Generally, the characteristics that distinguish politicians from officers are that officers think tactically, while politicians think politically.  MacArthur thought tactically and politically, and he fancied himself to be quite the politician as well as a brilliant General.  The beginning of the miscommunication and mutual distrust between Truman and MacArthur was that Truman initially saw him as a political foe, as someone aligned with the Republican Party.  He feared that MacArthur might run against him in 1952, after a groundswell of support had formed for him during the last several election cycles. The catalyst for their divergence would prove to be less about domestic politics, and more about the dichotomy between the civilian and military control of foreign policy decisions.

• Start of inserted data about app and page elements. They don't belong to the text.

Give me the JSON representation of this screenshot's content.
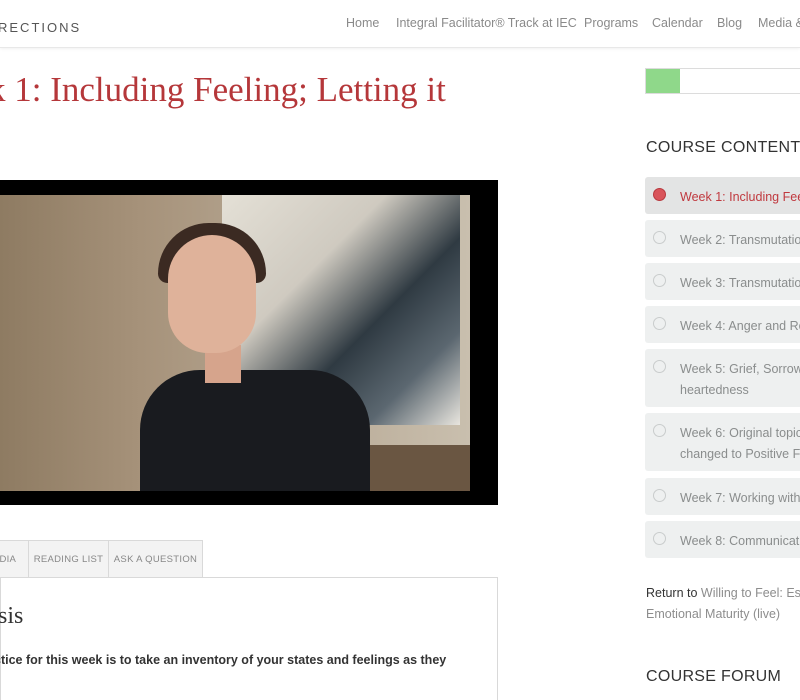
{
  "header": {
    "logo_text": "RECTIONS",
    "nav": [
      "Home",
      "Integral Facilitator® Track at IEC",
      "Programs",
      "Calendar",
      "Blog",
      "Media &"
    ]
  },
  "lesson": {
    "title": "k 1: Including Feeling; Letting it"
  },
  "tabs": [
    "EDIA",
    "READING LIST",
    "ASK A QUESTION"
  ],
  "panel": {
    "heading": "osis",
    "text": "ctice for this week is to take an inventory of your states and feelings as they"
  },
  "sidebar": {
    "progress_fraction": 0.2,
    "progress_color": "#8fd88a",
    "course_content_heading": "COURSE CONTENT",
    "lessons": [
      {
        "line1": "Week 1: Including Fee",
        "line2": "",
        "active": true
      },
      {
        "line1": "Week 2: Transmutatio",
        "line2": "",
        "active": false
      },
      {
        "line1": "Week 3: Transmutatio",
        "line2": "",
        "active": false
      },
      {
        "line1": "Week 4: Anger and Re",
        "line2": "",
        "active": false
      },
      {
        "line1": "Week 5: Grief, Sorrow",
        "line2": "heartedness",
        "active": false
      },
      {
        "line1": "Week 6: Original topic",
        "line2": "changed to Positive F",
        "active": false
      },
      {
        "line1": "Week 7: Working with",
        "line2": "",
        "active": false
      },
      {
        "line1": "Week 8: Communicati",
        "line2": "",
        "active": false
      }
    ],
    "return_prefix": "Return to",
    "return_link_line1": "Willing to Feel: Es",
    "return_link_line2": "Emotional Maturity (live)",
    "forum_heading": "COURSE FORUM"
  },
  "colors": {
    "title": "#b5373a",
    "active_lesson": "#c0393f"
  }
}
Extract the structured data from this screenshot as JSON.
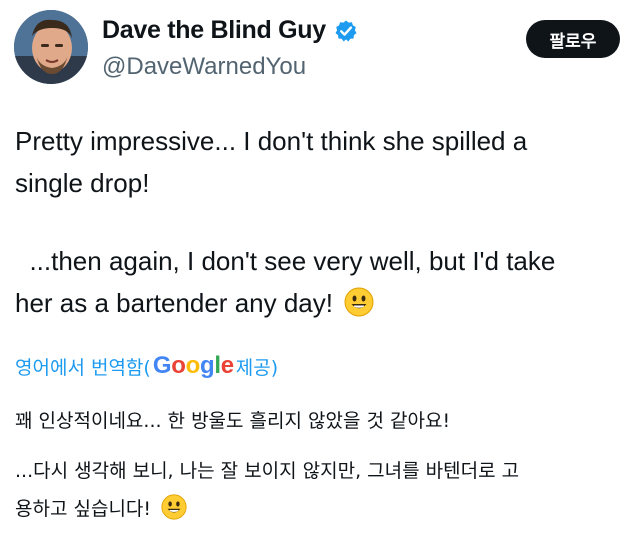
{
  "profile": {
    "display_name": "Dave the Blind Guy",
    "handle": "@DaveWarnedYou",
    "verified_icon": "verified-badge-icon",
    "follow_label": "팔로우",
    "accent": "#1d9bf0"
  },
  "tweet": {
    "paragraph1_line1": "Pretty impressive... I don't think she spilled a",
    "paragraph1_line2": "single drop!",
    "paragraph2_line1": "  ...then again, I don't see very well, but I'd take",
    "paragraph2_line2": "her as a bartender any day!",
    "emoji": "smiley-face-icon"
  },
  "translation": {
    "prefix": "영어에서 번역함(",
    "provider": "Google",
    "suffix": " 제공)",
    "line1": "꽤 인상적이네요... 한 방울도 흘리지 않았을 것 같아요!",
    "line2": "...다시 생각해 보니, 나는 잘 보이지 않지만, 그녀를 바텐더로 고",
    "line3": "용하고 싶습니다!"
  }
}
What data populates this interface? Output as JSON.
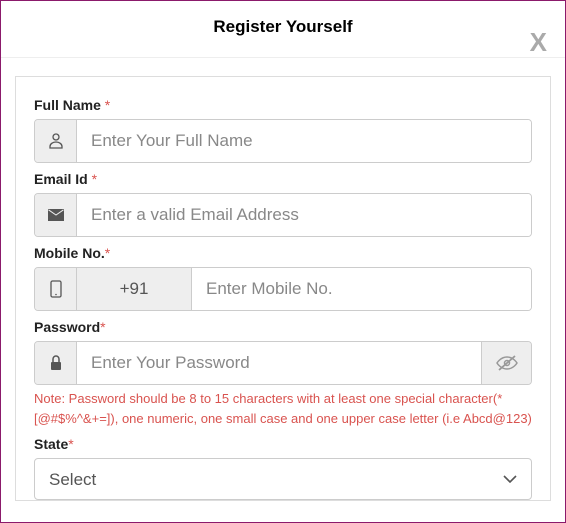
{
  "header": {
    "title": "Register Yourself",
    "close_label": "X"
  },
  "form": {
    "fullName": {
      "label": "Full Name ",
      "required": "*",
      "placeholder": "Enter Your Full Name",
      "value": ""
    },
    "email": {
      "label": "Email Id ",
      "required": "*",
      "placeholder": "Enter a valid Email Address",
      "value": ""
    },
    "mobile": {
      "label": "Mobile No.",
      "required": "*",
      "prefix": "+91",
      "placeholder": "Enter Mobile No.",
      "value": ""
    },
    "password": {
      "label": "Password",
      "required": "*",
      "placeholder": "Enter Your Password",
      "value": "",
      "note": "Note: Password should be 8 to 15 characters with at least one special character(* [@#$%^&+=]), one numeric, one small case and one upper case letter (i.e Abcd@123)"
    },
    "state": {
      "label": "State",
      "required": "*",
      "selected": "Select"
    }
  }
}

Our first session also touched on the fact that the military apparatus inevitably deals with problems of miscommunication between civilians and military personnel.  That very dichotomy began to manifest itself when the Joint Chiefs began reevaluating their initial analysis of Korea and the rest of Eastern Asia in mid-1950. There was a misunderstanding between Washington and the military personnel on the ground with regards to Korea from the beginning of the conflict, for nearly all the U.S. intelligence agencies were disastrously false in their predictions pertaining to North Korea’s attack on South Korea.  Additionally, General MacArthur’s insistence and eagerness to engage the Chinese militarily alarmed the Truman administration. 

Truman was dubious of MacArthur’s dismissive attitude towards him in the past when he reached out to the General, saying, “I have always regretted that General MacArthur declined the invitations that were extended to him to return to the United States, even if only for a short visit, during his years in Japan.” Truman suggest that part of the disconnect between himself and MacArthur was because the General had been in the Orient for 14 years, and all his thinking revolved around the Far East.  Perhaps the straw that broke the camel’s back was Gen. MacArthur’s meddling in domestic politics, as well as his seemingly open alliance with the President’s Republican opponents in Congress.  Truman explained that in his mind there was a right and wrong kind of victory.  It was MacArthur’s apparent zero sum theory of victory in Korea that led Truman to remove him from his post.


On April 11th, 1951, Truman formally fired MacArthur from all his official posts.  Truman did acknowledge the extraordinary accomplishments of Gen. MacArthur, saying he was “one of our greatest military commanders,” but since he openly disagreed with American foreign policy, he could not remain at his post. Truman writes in his memoirs his justification for MacArthur’s firing, “Our Constitution embodies the principle of civilian control of the military.  This was the principle that General MacArthur threatened.  I do not believe that he purposefully decided to challenge civilian control of the military, but the result of his behavior was that this fundamental principle of free government was in danger.”  The President must be the vanguard against such disregard for civilian authority, by assuring that we do not devolve into a military dictatorship through the oftentimes-subtle neglect of civilian oversight. Truman’s vigilance of this issue was even more indispensable during wartime, when the people are susceptible to such claims about the need for more military autonomy.  While it might have cost him a third term in the White House, his belief in the American system of non-military governance and respect for the Office of the Presidency transcended his ambitions for his political career.